YOUR INSTRUCTIONS »
Among the entries below, find each line with "untaxed" and show it.

RECORDS SHOWN »
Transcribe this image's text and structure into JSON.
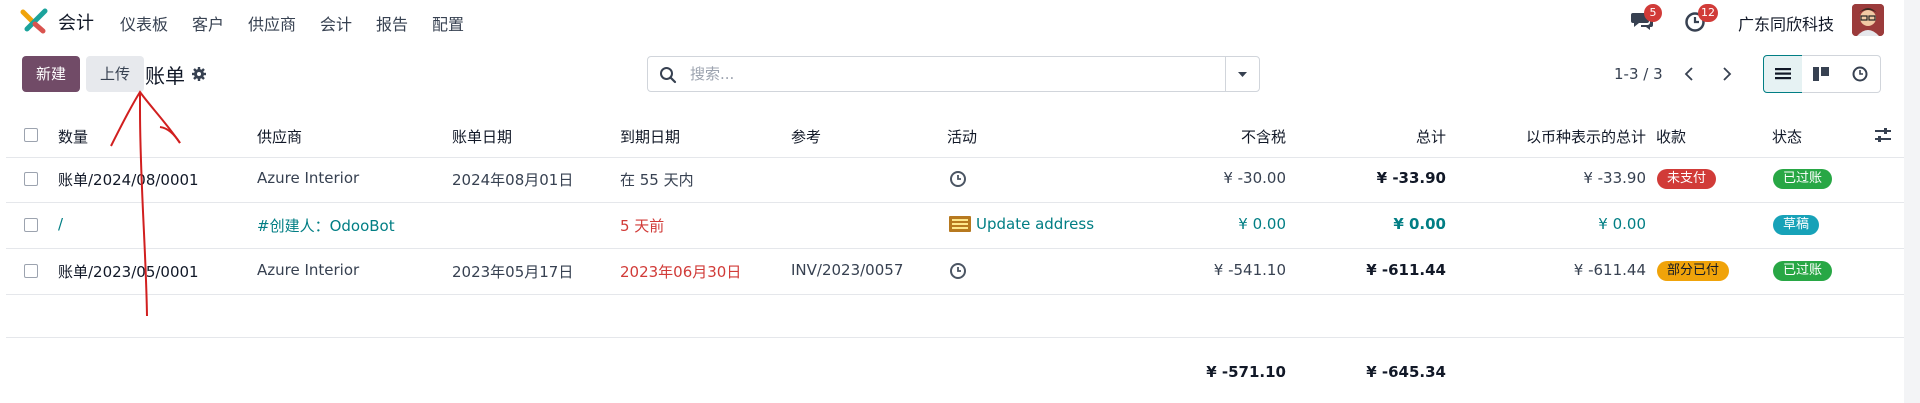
{
  "navbar": {
    "app_title": "会计",
    "menu": [
      "仪表板",
      "客户",
      "供应商",
      "会计",
      "报告",
      "配置"
    ],
    "messages_badge": "5",
    "activities_badge": "12",
    "company": "广东同欣科技"
  },
  "control": {
    "new_label": "新建",
    "upload_label": "上传",
    "breadcrumb": "账单",
    "search_placeholder": "搜索...",
    "pager": "1-3 / 3"
  },
  "table": {
    "headers": {
      "quantity": "数量",
      "vendor": "供应商",
      "bill_date": "账单日期",
      "due_date": "到期日期",
      "reference": "参考",
      "activity": "活动",
      "untaxed": "不含税",
      "total": "总计",
      "total_currency": "以币种表示的总计",
      "payment": "收款",
      "status": "状态"
    },
    "rows": [
      {
        "number": "账单/2024/08/0001",
        "vendor": "Azure Interior",
        "bill_date": "2024年08月01日",
        "due_date": "在 55 天内",
        "reference": "",
        "activity": "",
        "untaxed": "¥ -30.00",
        "total": "¥ -33.90",
        "total_currency": "¥ -33.90",
        "payment": "未支付",
        "status": "已过账"
      },
      {
        "number": "/",
        "vendor": "#创建人：OdooBot",
        "bill_date": "",
        "due_date": "5 天前",
        "reference": "",
        "activity": "Update address",
        "untaxed": "¥ 0.00",
        "total": "¥ 0.00",
        "total_currency": "¥ 0.00",
        "payment": "",
        "status": "草稿"
      },
      {
        "number": "账单/2023/05/0001",
        "vendor": "Azure Interior",
        "bill_date": "2023年05月17日",
        "due_date": "2023年06月30日",
        "reference": "INV/2023/0057",
        "activity": "",
        "untaxed": "¥ -541.10",
        "total": "¥ -611.44",
        "total_currency": "¥ -611.44",
        "payment": "部分已付",
        "status": "已过账"
      }
    ],
    "totals": {
      "untaxed": "¥ -571.10",
      "total": "¥ -645.34"
    }
  },
  "colors": {
    "brand": "#714b67",
    "teal": "#017e84",
    "danger": "#d13b38",
    "success": "#28a745",
    "warning": "#f0a30a",
    "info": "#17a2b8"
  }
}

EXERCISE ANSWER »
      "untaxed": "不含税",
        "untaxed": "¥ -30.00",
        "untaxed": "¥ 0.00",
        "untaxed": "¥ -541.10",
      "untaxed": "¥ -571.10",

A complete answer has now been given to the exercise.